Since Olimex’s PCB prototype service is currently offline, I decided to try another provider for a project I’m working on. The one I settled on is OSH Park, and I have to say the online ordering process worked far more smoothly than I expected. I uploaded a *.zip file full of Gerbers exported directly from KiCad, and the system recognized everything perfectly. Here’s hoping the boards turn out equally fine.
One bit of advice: As near as I can tell, KiCad’s layer alignment targets only add extra square inches to your design for which you will be charged, so you may as well leave them off.
I added a Quick Guide to Using KiCad for SPICE Simulation page to my wiki.

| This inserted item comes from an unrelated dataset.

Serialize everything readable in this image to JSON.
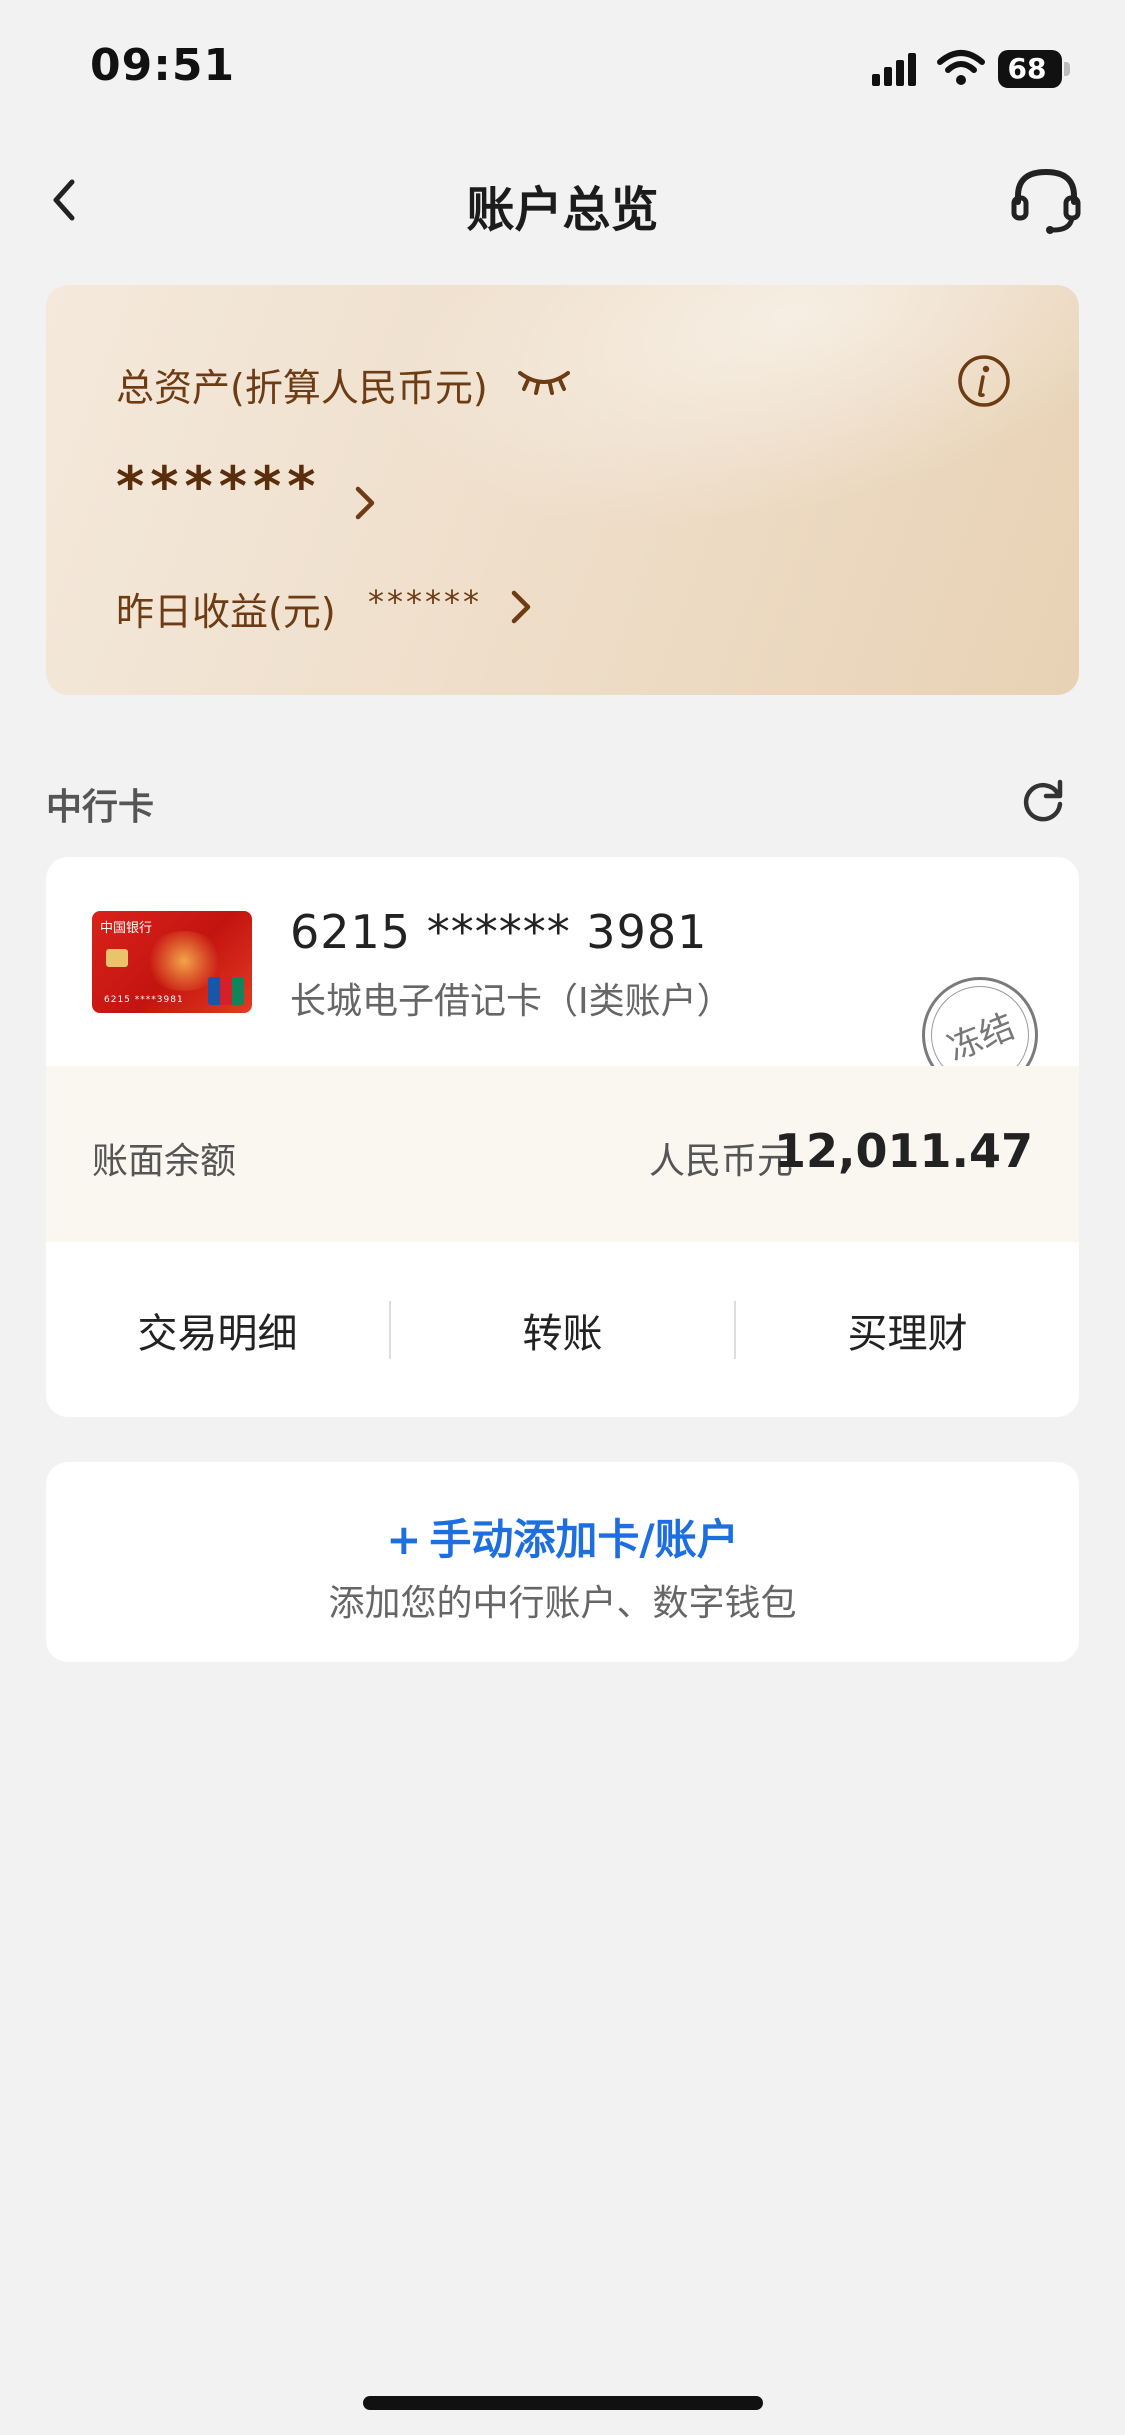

I’ve been using Mercurial along with Bitbucket for project hosting for quite a while now. I’ve also grown quite fond of EasyMercurial to help manage my repositories. However, I have started to wonder if I should consider using Git as my defacto standard VCS.
I was originally attracted to Mercurial over Git because I got the sense that Git was an almost hackish amalgam of various scripts written in a variety of languages—and because it encapsulated a lot more “power” (read: “complexity”) than I saw myself needing. And while Linux was (and is) my main OS, Windows support for Git was sorta grimmish. Bitbucket’s hosting policies at the time seemed better than the closest Git-equivalent: GitHub (still do—BB’s unlimited private repos in particular), and Redmine offered an easy self-hosted project management solution including repository, wiki, issue reporting, etc. as well. Gitourious was available at the time but was (and is) feature incomplete compared to Redmine. I can’t remember if Trac supported either at this point.
So why consider changing? I’ve recently noticed what appears to be a mad rush to use Git in general and GitHub in particular–so much so that I’m wondering if Git is going to become the defacto industry standard soon. Changing to Git may not be as huge a deal as it might seem at first because Bitbucket, RhodeCode and Trac now let you use Git repositories in addition to Mercurial, and it seems Git’s support for Windows has improved. There are also a number of GUI Git clients available for all major platforms—though none of them seem as sweetly usable as EasyMercurial.
I may just try managing my next project with Git as a test-case. Worst case: convert the Git repo to Mercurial.
I recently delivered my first printed circuit board layout project using libre software. It’s an actively regulated, high current power supply for an audio equipment manufacturer, and it should be on the shelves in a month or so. The software used was KiCad (GPL2), though I did use FreeRouting (gratisware) to help route the board. I am quite happy with the results and the process. The work was done completely in Linux (Debian Wheezy, if you’re curious), proving that libre EDA–including the OS–is entirely possible.
Except for autorouting, the overall experience was comparable to working with my previous go-to package: the now-defunct WinQCad. While FreeRouting’s autorouter seems comparable to the best that other high-value EDA tools can presently offer, WinQCad’s was in a class of its own. FreeRouting still gets the job done, but it needs more hand-holding and prodding.
In addition to using it for PC layout, I am also using KiCad as a front-end schematic capture tool for SPICE simulations. Now that I’m over the worst of the learning curve, I’m really looking forward to doing more work in KiCad.